He did this in His Good Times and Unconsidered Trifles (1995), recording that he was the great-grandson of the founder of Dickins and Jones store in London, who was brought up, until the death of his father, on the Coombe Hill Estate at East Grinstead. Educated at Harrow and Pembroke College, Cambridge, he obtained a degree in Mechanical Sciences (to his own professed disbelief), before trying his hand briefly at a number of jobs – with a stockbroker, as a Reuter’s correspondent, as a journalist on the Manchester Evening Chronicle, and as a sales representative for the Engineer magazine in Buenos Aires, Valparaiso and Lima (where he also set up agencies for the Cory Shipping Company). His memoir is particularly fascinating because it recounts in detail his Reuter’s experience in Munich in 1931-2, where he watched and commented on the rise of the National Socialist Party, and also met and interviewed Hitler shortly before he became Chancellor.

His Second World War experiences were equally varied: he started by ‘peeling potatoes for the SC at Margate’, and used his skiing skills for the Scots Guards at Chamonix, before going to Sandhurst. He was commissioned in his father’s regiment, the Sherwood Foresters, and then saw action in North Africa and Italy. Latterly he was attached to the Balkan Air Force, meeting Marshall Tito.

After the demise in the early 1950s of a London catering firm of which he was a director, Ken turned enthusiastically to archives, quickly learning his new profession, and earning a certificate of competence in palaeography from the Public Record Office. He joined the Society of Archivists, remaining an assiduous member for life, and subscribing (beyond the call of duty) to all its specialised groups. He was honoured with Fellowship of the Society of Antiquaries in 1962 (‘solving my parking problems in the West End for many years’).
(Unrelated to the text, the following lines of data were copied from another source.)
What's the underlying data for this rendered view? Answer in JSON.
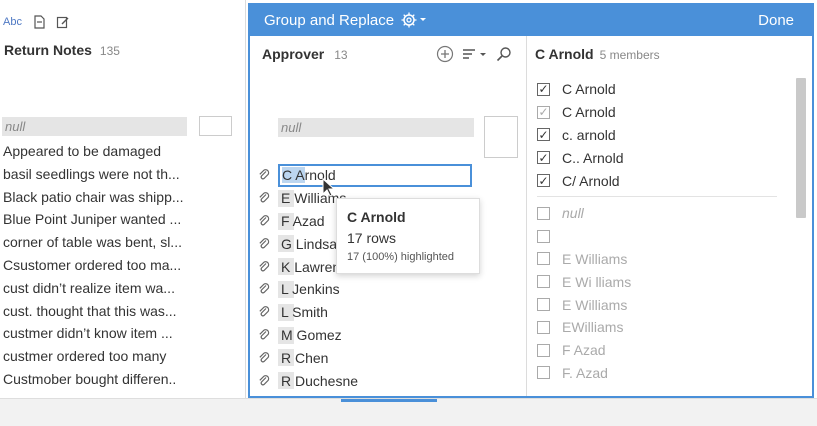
{
  "left": {
    "icons": [
      "abc-type-icon",
      "document-icon",
      "edit-icon"
    ],
    "abc_label": "Abc",
    "title": "Return Notes",
    "count": "135",
    "null_label": "null",
    "rows": [
      "Appeared to be damaged",
      "basil seedlings were not th...",
      "Black patio chair was shipp...",
      "Blue Point Juniper wanted ...",
      "corner of table was bent, sl...",
      "Csustomer ordered too ma...",
      "cust didn’t realize item wa...",
      "cust. thought that this was...",
      "custmer didn’t know item ...",
      "custmer ordered too many",
      "Custmober bought differen.."
    ]
  },
  "panel": {
    "title": "Group and Replace",
    "done_label": "Done",
    "colors": {
      "accent": "#4a90d9"
    }
  },
  "middle": {
    "title": "Approver",
    "count": "13",
    "null_label": "null",
    "selected": {
      "hl": "C A",
      "rest": "rnold"
    },
    "rows": [
      "E Williams",
      "F Azad",
      "G Lindsay",
      "K Lawrence",
      "L Jenkins",
      "L Smith",
      "M Gomez",
      "R Chen",
      "R Duchesne"
    ]
  },
  "tooltip": {
    "name": "C Arnold",
    "rows": "17 rows",
    "highlighted": "17 (100%) highlighted"
  },
  "right": {
    "title": "C Arnold",
    "members": "5 members",
    "members_list": [
      {
        "label": "C  Arnold",
        "checked": true,
        "light": false
      },
      {
        "label": "C Arnold",
        "checked": true,
        "light": true
      },
      {
        "label": "c. arnold",
        "checked": true,
        "light": false
      },
      {
        "label": "C.. Arnold",
        "checked": true,
        "light": false
      },
      {
        "label": "C/ Arnold",
        "checked": true,
        "light": false
      }
    ],
    "others": [
      {
        "label": "null",
        "style": "null"
      },
      {
        "label": "",
        "style": "plain"
      },
      {
        "label": "E   Williams",
        "style": "dim"
      },
      {
        "label": "E Wi lliams",
        "style": "dim"
      },
      {
        "label": "E Williams",
        "style": "dim"
      },
      {
        "label": "EWilliams",
        "style": "dim"
      },
      {
        "label": "F Azad",
        "style": "dim"
      },
      {
        "label": "F. Azad",
        "style": "dim"
      }
    ]
  }
}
He lived for some years at Lewes, for which he had a particular devotion, and also at Ditchling, where he became active in local affairs (churchwarden, chairman of the Parish Council, supporter of the Museum project). Always a gentleman, he was kind and supportive to others, with a self-deprecating sense of humour which made him an agreeable writer and companion. Sadly, deafness curtailed his activities somewhat in later years. He died on 15th February, and will be much missed by the Society. Our sympathy is extended to his wife of over fifty years, Sheila, and to his daughters Sarah and Jane.

Roger Davey